Everybody wins: Balancing home and campus
Spending six years working as a parachurch campus minister cultivated in me a deep passion for seeing college students reached and mobilized.
Almost 20 years later, my role has shifted to pastoral ministry in a college town, but God has continued to fuel that passion by allowing me to connect with and serve, not only college students, but also college ministers all over the world.
As a pastor, my focus when working with college ministers is to help them succeed, not just on the campus, but in their personal lives as well.
My hope is that the driven and talented people God is raising up to reach this strategic group will be healthy enough to labor for Christ for 50 years rather than the few short years many last in ministry.
I have become convinced that one of the most crucial keys to laboring for a lifetime is developing a strong marriage and family.
Sometimes Your Strength is Your Weakness
I have always admired the laser focus college ministers have toward reaching and mobilizing college students. They are fully convinced of the strategic nature of their calling and will let nothing distract them from it.
However, in order to build a healthy foundation for life and ministry, their focused commitment to the Great Commission and the Great Commandments has to extend to their home lives as well.
As a married college minister, you have to view your role as a husband or wife as a primary role in your life rather than as secondary to your ministry role.
Your role on the campus and in ministry will change over the years; what will not change is your spouse.
You must give your spouse not just some energy or good energy but your best energy.
Recognize that the students on campus are not the most important relationships you have. Your spouse is the most important relationship you have.
Some of you may be thinking, “My spouse understands. They are as committed to the campus as I am.” That doesn’t matter. A healthy minister will prioritize family first.
Two people with the same unhealthy priorities are not any less unhealthy.
Students Need You to Win at Home
Students are desperate to know that life in Christ actually works.
While you are helping them have quiet times, share their faith and make disciples, they also need you to show them that 5-10 years in the future it will be possible for them to be a man or woman of faith who is winning in life.
You are passing on more than spiritual disciplines; you are transferring character and life skills as well.

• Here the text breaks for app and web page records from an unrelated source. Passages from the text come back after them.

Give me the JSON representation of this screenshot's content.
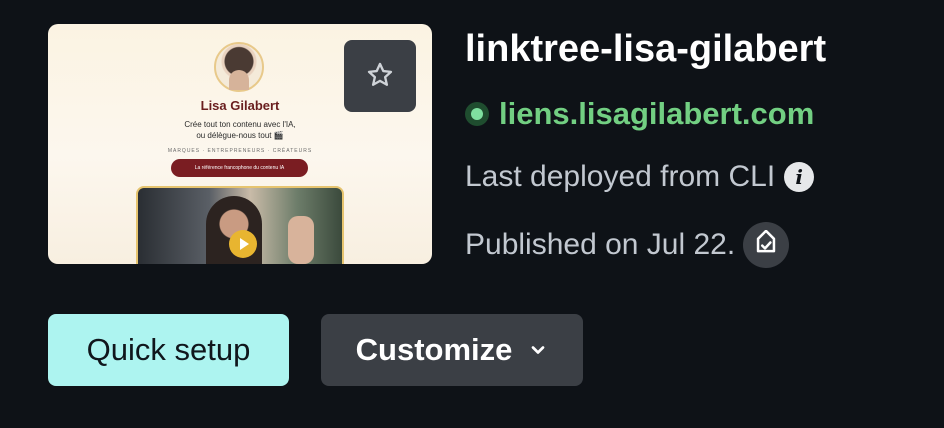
{
  "site": {
    "name": "linktree-lisa-gilabert",
    "url": "liens.lisagilabert.com",
    "deploy_text": "Last deployed from CLI",
    "published_text": "Published on Jul 22.",
    "status_color": "#72cf82"
  },
  "preview": {
    "profile_name": "Lisa Gilabert",
    "tagline_line1": "Crée tout ton contenu avec l'IA,",
    "tagline_line2": "ou délègue-nous tout 🎬",
    "categories": "MARQUES · ENTREPRENEURS · CRÉATEURS",
    "cta": "La référence francophone du contenu IA"
  },
  "actions": {
    "quick_setup_label": "Quick setup",
    "customize_label": "Customize"
  },
  "icons": {
    "favorite": "star-icon",
    "status": "status-dot-icon",
    "info": "info-icon",
    "badge": "verified-badge-icon",
    "dropdown": "chevron-down-icon"
  },
  "colors": {
    "background": "#0e1217",
    "accent_button": "#adf4f0",
    "secondary_button": "#3b3f45"
  }
}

Too many students come from broken homes and don’t know anyone older than about 25 who is living for Christ in a way they would want to model. You need to be that model.
Model love to them. Model sacrifice to them. Model true priorities to them. Show them that God is first in your life, your family is second, and your job is after that. Those are healthy priorities.
Many of the students in your ministry will graduate into the business world. Would you recommend your family/life balance to someone in the workplace? If not, you need to change.
The fact that your job is reaching students doesn’t make an unhealthy work/family balance okay.
Submit to One Another
In Ephesians 5:21, Paul introduces his incredible passage about relationships.
He begins by telling all of us to submit to one another. In marriage this means we need to give up what we want in order to give our spouse what he or she needs.
In verse 33 Paul says that a husband must love his wife, and a wife must respect her husband. A wife feels loved by her husband when she feels secure and cherished.
There is a lot to be said here, but for the sake of this conversation, let’s focus on this: a wife needs to know that apart from God, there is nothing more important to her husband than her.
Your current mission assignment to the campus is not more important, even though it is from God.
Your spouse is also given to you by God, and this kind of sacrificial love is what God requires from a husband.
A husband defines respect in terms of honor and sexual responsiveness.
There is also a lot to be said on this, but we will again focus on one piece: a husband needs his wife to believe in him. A wife needs to believe her husband is a great man. He will, in fact, become what his wife believes and says that he is.
Wives, be a strong encourager to your man. Let him know that no defeat in ministry will ever keep you from believing in him.
Ultimately, you and your spouse are a team. You need to work together, regardless of whether one or both spouses are working on the campus.
This is a ministry that God has called the two of you to together.
The only way the team can accomplish the goals is for the team to have unity. That unity comes from investing deeply in each other. The more deeply you invest in each other, the longer and more fruitful your ministry to students and the world will be.
Spend a significant amount of time every week with your spouse doing something that has nothing to do with ministry—a date night, a night in, a getaway, a shared sport or hobby.
Let your spouse be one of the beneficiaries of your flexible schedule. When possible plan your schedule around your spouse’s to make sure you find quality time together.
Do more than serve in ministry together. Pray together, attend church together, be in a small group together. Have a family spiritual life that is about more than the campus.
Schedule a weekend every year for a marriage retreat or conference.